* **Work to complete**
The answer must be an exact copy of every record.

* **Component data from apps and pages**
((
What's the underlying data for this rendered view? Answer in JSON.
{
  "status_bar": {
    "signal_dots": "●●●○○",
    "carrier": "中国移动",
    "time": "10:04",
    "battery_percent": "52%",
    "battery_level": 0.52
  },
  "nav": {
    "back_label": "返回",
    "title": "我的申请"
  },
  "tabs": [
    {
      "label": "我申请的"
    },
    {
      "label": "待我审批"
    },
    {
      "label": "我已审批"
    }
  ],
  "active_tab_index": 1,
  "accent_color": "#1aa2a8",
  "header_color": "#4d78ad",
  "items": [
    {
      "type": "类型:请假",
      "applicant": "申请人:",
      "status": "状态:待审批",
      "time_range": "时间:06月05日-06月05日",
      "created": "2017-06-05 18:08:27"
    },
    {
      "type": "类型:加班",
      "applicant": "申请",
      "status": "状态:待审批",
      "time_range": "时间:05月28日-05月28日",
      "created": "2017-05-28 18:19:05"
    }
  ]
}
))
* **Exercise response**
What's the underlying data for this rendered view? Answer in JSON.
{
  "status_bar": {
    "signal_dots": "●●●○○",
    "carrier": "中国移动",
    "time": "10:04",
    "battery_percent": "52%",
    "battery_level": 0.52
  },
  "nav": {
    "back_label": "返回",
    "title": "我的申请"
  },
  "tabs": [
    {
      "label": "我申请的"
    },
    {
      "label": "待我审批"
    },
    {
      "label": "我已审批"
    }
  ],
  "active_tab_index": 1,
  "accent_color": "#1aa2a8",
  "header_color": "#4d78ad",
  "items": [
    {
      "type": "类型:请假",
      "applicant": "申请人:",
      "status": "状态:待审批",
      "time_range": "时间:06月05日-06月05日",
      "created": "2017-06-05 18:08:27"
    },
    {
      "type": "类型:加班",
      "applicant": "申请",
      "status": "状态:待审批",
      "time_range": "时间:05月28日-05月28日",
      "created": "2017-05-28 18:19:05"
    }
  ]
}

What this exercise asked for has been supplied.